dispute about decisions made by the persons mentioned in 2a, and
2b. Therefore I suggest that you add a third point 2c as follows
(c) In the event of serious concern about
decisions made in sections (a) or (b) above, a ruling should be
sought from a court.
Clause 16(4a and b)
I note that the proposed Court of Protection
will operate on the understanding that a decision by the Court
is preferable to the appointment of a deputy, and that the powers
of any such deputy "should be as limited in scope and duration
as possible." This surely throws into question the whole
issue of proxy-decision makers! Yet under the terms of the draft
Bill, it is proposed to permit members of the public to appoint
deputies (ie proxy decision-makers) with power to make crucial
life and death decisions on their behalf. This makes little sense!
The wording should be clarified. Does "a
treatment" include "life-prolonging/life-saving treatment"
(as specified in clause 10 (4 a and b)?
Clause 24. Validity and Application of Advance
Section 2 invites chaos and muddle! How can
the Government possibly argue that advance decisions are legally
binding and must be heeded when there are so many situations that
undermine their validity? Advance directives should be taken as
indicators of a patient's wishes, not as hard and fast rules.
They should not be enshrined in statute law.
Busy medical practitioners simply do not have
the time to consider the legal validity of an advance directive,
and may not know of its existence, when faced with urgent life
and death situations. Many such crises have to be dealt with in
the absence of any information about the patient. (For further
discussion see Craig GM. Catholic Medical Quarterly of Feb 1999.)
I suggest that the point made in clause 25(5)
should also appear as clause 24(5).
Clause 30. Codes of Practice Powers of the Lord
The Bill as drafted gives far too great power
to the Lord Chancellor. He/she is to be allowed to revise codes
of practice as thought fit. If changes are made at frequent intervals
it will be extremely difficult for people to comply with a duty
[see clause 30 (6)] to have regard for "any relevant code
of practice" It is hard enough for professionals to keep
pace with all the codes of practice and guidelines in circulation,
some of which appear to contravene the European Convention on
Human Rights. It will be impossible for ordinary members of the
public to be aware of relevant codes of practice. This is yet
another reason for suggesting that the final word on life and
death decisions should not be given to unqualified proxy decision-makers.
Such people should be involved in an advisory capacity only; good
practice should ensure that their views are heard in consultation
with those of others in the caring team.
Clause 40. Application to the Court of Protection
(1) Access is too restricted. Any person should
be permitted to apply to the Court of Protection on behalf of
an adult with mental incapacity, just as any person can refer
a case to the Coroner. In the USA and Australia, necessary court
cases have arisen when relatives disagree with decisions made
proxy health care decision-makersfor example a spouse acting
as the legal guardian.
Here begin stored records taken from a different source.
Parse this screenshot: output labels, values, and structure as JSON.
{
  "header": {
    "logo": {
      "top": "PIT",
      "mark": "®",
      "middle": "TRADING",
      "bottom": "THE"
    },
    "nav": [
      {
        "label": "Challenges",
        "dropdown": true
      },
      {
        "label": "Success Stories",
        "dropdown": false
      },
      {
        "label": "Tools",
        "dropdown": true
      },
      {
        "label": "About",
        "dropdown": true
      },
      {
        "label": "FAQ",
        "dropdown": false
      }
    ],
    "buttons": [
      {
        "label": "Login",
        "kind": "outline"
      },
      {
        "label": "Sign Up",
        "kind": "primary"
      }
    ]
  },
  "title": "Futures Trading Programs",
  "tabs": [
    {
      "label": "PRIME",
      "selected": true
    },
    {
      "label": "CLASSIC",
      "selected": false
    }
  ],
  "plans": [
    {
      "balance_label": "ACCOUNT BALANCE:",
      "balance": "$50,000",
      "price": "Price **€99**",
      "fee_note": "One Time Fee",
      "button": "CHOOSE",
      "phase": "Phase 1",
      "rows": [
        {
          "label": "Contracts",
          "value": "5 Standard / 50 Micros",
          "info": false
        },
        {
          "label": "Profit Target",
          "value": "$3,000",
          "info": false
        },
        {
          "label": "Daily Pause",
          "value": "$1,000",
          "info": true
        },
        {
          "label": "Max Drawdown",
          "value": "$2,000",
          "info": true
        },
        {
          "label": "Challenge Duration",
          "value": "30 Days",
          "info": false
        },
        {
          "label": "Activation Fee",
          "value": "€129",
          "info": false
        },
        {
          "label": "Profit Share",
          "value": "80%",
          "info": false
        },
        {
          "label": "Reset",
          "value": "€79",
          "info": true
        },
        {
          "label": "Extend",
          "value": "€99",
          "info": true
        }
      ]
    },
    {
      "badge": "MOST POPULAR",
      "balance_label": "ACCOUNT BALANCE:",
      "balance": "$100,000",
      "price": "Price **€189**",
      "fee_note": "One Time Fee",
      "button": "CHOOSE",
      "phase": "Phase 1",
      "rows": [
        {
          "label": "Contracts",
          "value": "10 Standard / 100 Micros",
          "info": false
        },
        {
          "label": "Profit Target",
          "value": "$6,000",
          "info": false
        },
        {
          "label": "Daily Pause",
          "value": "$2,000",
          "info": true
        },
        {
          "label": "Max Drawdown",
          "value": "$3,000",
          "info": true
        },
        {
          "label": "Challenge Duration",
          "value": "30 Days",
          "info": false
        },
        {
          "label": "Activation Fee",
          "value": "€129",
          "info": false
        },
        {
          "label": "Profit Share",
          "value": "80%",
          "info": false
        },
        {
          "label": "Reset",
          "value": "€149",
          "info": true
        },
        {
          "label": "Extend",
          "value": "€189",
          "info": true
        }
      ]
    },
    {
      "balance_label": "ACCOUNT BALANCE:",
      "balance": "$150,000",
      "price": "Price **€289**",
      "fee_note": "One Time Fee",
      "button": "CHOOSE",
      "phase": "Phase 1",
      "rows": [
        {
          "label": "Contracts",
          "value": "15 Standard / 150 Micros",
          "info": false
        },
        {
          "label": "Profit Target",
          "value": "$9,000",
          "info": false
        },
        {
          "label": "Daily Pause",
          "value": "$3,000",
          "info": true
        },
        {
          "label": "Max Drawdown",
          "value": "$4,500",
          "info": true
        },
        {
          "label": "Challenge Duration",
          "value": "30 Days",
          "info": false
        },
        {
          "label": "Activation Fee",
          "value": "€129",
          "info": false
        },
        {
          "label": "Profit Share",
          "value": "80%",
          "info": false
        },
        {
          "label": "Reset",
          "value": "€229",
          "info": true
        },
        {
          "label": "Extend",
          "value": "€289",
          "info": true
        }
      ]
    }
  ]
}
Where a person has no close relatives,
a concerned friend or professional should be allowed to apply
to the Court for advice.
A new clause should be added to permit application
to the Court of Protection by any concerned health care professional,
relative, close friend or other significant party who disagrees
with decisions made about P by significant others.
Clause 41. Court of Protection Rules
The element of secrecy (41:2g) is potentially
sinister. Some record should be kept of all "end-of-life"
decisions made by the Court, whether or not there is a hearing.
The statistics should be made public. Without this we will never
know how many applications (and people) are "disposed of"
with or without a hearing. [see 41; (2e)]
Clause 43. Rights of Appeal
The public need to be assured that there will
be a right to appeal to the Court of Appeal without undue restriction.
There should be a Right of Appeal to the Court in any situation
where a person's life is put in danger by decisions made by health
care professionals or proxy decision-makers. There will inevitably
be some conflict between such parties in the years ahead. The
Court should be the final arbiter.